> [PROBLEM REQUIREMENTS] Every line with "under" in it should be copied from the data.

App and web page records:

= = = =

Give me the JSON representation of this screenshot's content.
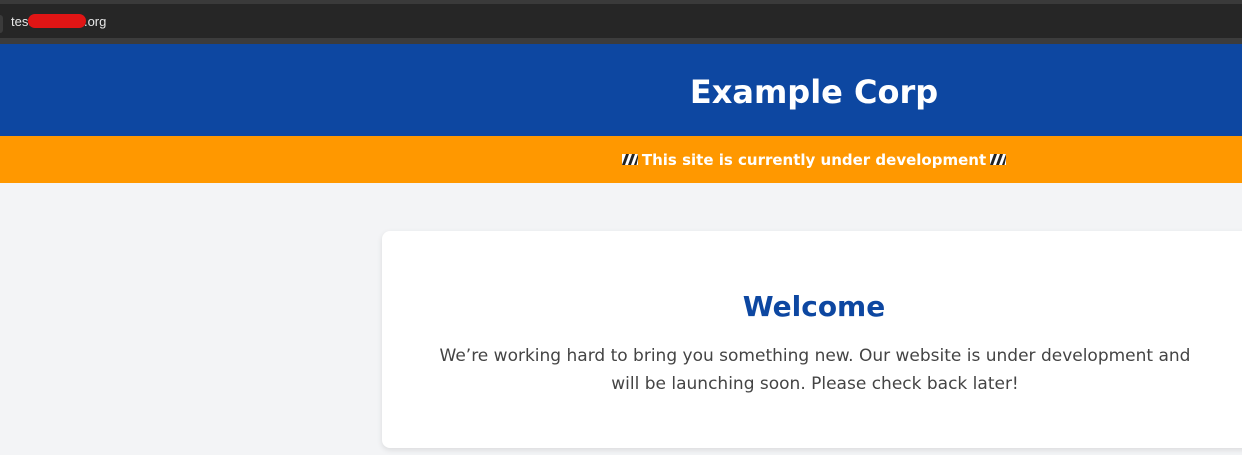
{
  "browser": {
    "url_start": "test",
    "url_end": ".org",
    "url_redacted": true
  },
  "header": {
    "title": "Example Corp",
    "background_color": "#0d47a1"
  },
  "banner": {
    "icon": "construction-icon",
    "text": "This site is currently under development",
    "background_color": "#ff9800"
  },
  "main": {
    "heading": "Welcome",
    "body": "We’re working hard to bring you something new. Our website is under development and will be launching soon. Please check back later!",
    "heading_color": "#0d47a1"
  }
}
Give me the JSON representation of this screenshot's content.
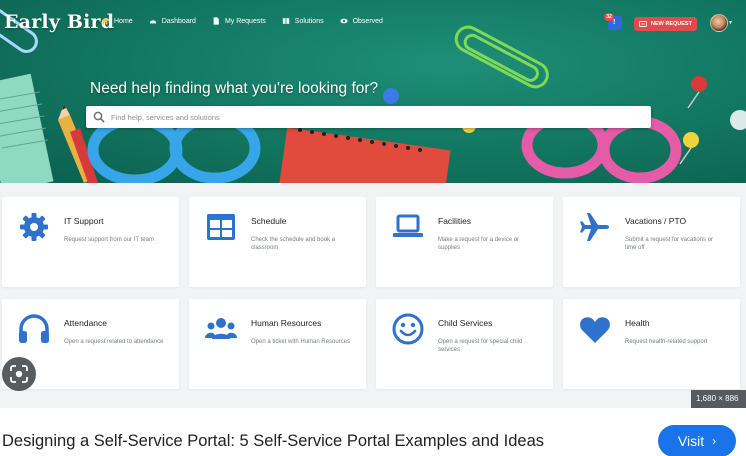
{
  "app": {
    "logo_text": "Early Bird",
    "nav": [
      {
        "label": "Home",
        "icon": "home-icon"
      },
      {
        "label": "Dashboard",
        "icon": "dashboard-icon"
      },
      {
        "label": "My Requests",
        "icon": "document-icon"
      },
      {
        "label": "Solutions",
        "icon": "book-icon"
      },
      {
        "label": "Observed",
        "icon": "eye-icon"
      }
    ],
    "notifications": {
      "count": "32",
      "icon": "notification-icon"
    },
    "new_request_label": "NEW REQUEST",
    "avatar_caret": "▾"
  },
  "hero": {
    "title": "Need help finding what you're looking for?",
    "search_placeholder": "Find help, services and solutions"
  },
  "cards": [
    {
      "title": "IT Support",
      "desc": "Request support from our IT team",
      "icon": "gear-icon"
    },
    {
      "title": "Schedule",
      "desc": "Check the schedule and book a classroom",
      "icon": "schedule-grid-icon"
    },
    {
      "title": "Facilities",
      "desc": "Make a request for a device or supplies",
      "icon": "laptop-icon"
    },
    {
      "title": "Vacations / PTO",
      "desc": "Submit a request for vacations or time off",
      "icon": "airplane-icon"
    },
    {
      "title": "Attendance",
      "desc": "Open a request related to attendance",
      "icon": "headphones-icon"
    },
    {
      "title": "Human Resources",
      "desc": "Open a ticket with Human Resources",
      "icon": "people-icon"
    },
    {
      "title": "Child Services",
      "desc": "Open a request for special child services",
      "icon": "smiley-icon"
    },
    {
      "title": "Health",
      "desc": "Request health-related support",
      "icon": "heart-icon"
    }
  ],
  "colors": {
    "accent_blue": "#2f72cc",
    "hero_green": "#137a64",
    "new_request_red": "#e04c4c"
  },
  "image_overlay": {
    "dimensions": "1,680 × 886"
  },
  "result": {
    "caption": "Designing a Self-Service Portal: 5 Self-Service Portal Examples and Ideas",
    "visit_label": "Visit"
  }
}
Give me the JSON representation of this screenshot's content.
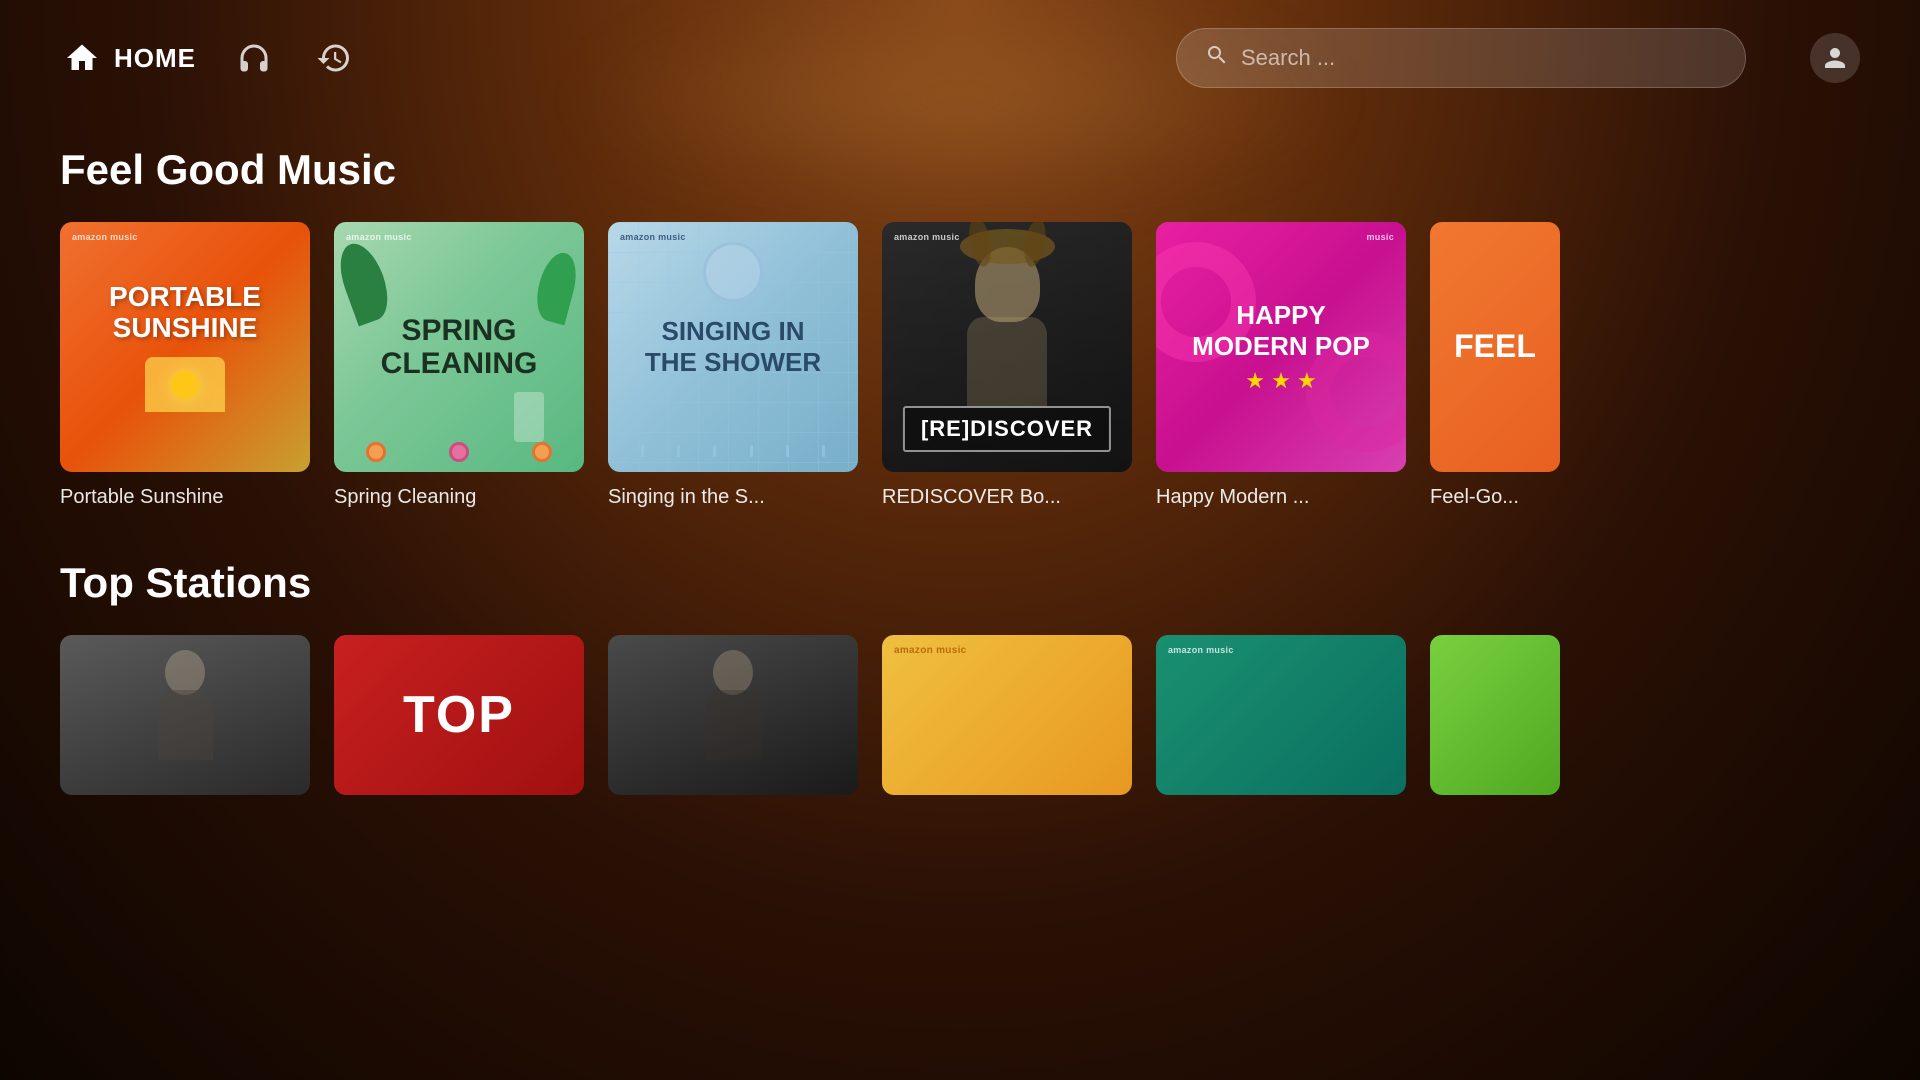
{
  "app": {
    "title": "Amazon Music"
  },
  "header": {
    "home_label": "HOME",
    "search_placeholder": "Search ..."
  },
  "feel_good_section": {
    "title": "Feel Good Music",
    "cards": [
      {
        "id": "portable-sunshine",
        "title": "Portable Sunshine",
        "display_title": "Portable Sunshine",
        "art_line1": "PORTABLE",
        "art_line2": "SUNSHINE",
        "badge": "amazon music"
      },
      {
        "id": "spring-cleaning",
        "title": "Spring Cleaning",
        "display_title": "Spring Cleaning",
        "art_line1": "SPRING",
        "art_line2": "CLEANING",
        "badge": "amazon music"
      },
      {
        "id": "singing-shower",
        "title": "Singing in the S...",
        "display_title": "Singing in the S...",
        "art_line1": "SINGING IN",
        "art_line2": "THE SHOWER",
        "badge": "amazon music"
      },
      {
        "id": "rediscover",
        "title": "REDISCOVER Bo...",
        "display_title": "REDISCOVER Bo...",
        "art_text": "[RE]DISCOVER",
        "badge": "amazon music"
      },
      {
        "id": "happy-modern-pop",
        "title": "Happy Modern ...",
        "display_title": "Happy Modern ...",
        "art_line1": "HAPPY",
        "art_line2": "MODERN POP",
        "art_stars": "★ ★ ★",
        "badge": "music"
      },
      {
        "id": "feel-good-country",
        "title": "Feel-Go...",
        "display_title": "Feel-Go...",
        "art_text": "FEEL",
        "badge": ""
      }
    ]
  },
  "top_stations_section": {
    "title": "Top Stations",
    "cards": [
      {
        "id": "bc1",
        "label": ""
      },
      {
        "id": "bc2",
        "label": "TOP"
      },
      {
        "id": "bc3",
        "label": ""
      },
      {
        "id": "bc4",
        "label": ""
      },
      {
        "id": "bc5",
        "label": "",
        "badge": "amazon music"
      },
      {
        "id": "bc6",
        "label": ""
      }
    ]
  }
}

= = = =

> [TASK OUTPUT]
    "text": "This site is currently under development",
    "body": "We’re working hard to bring you something new. Our website is under development and will be launching soon. Please check back later!",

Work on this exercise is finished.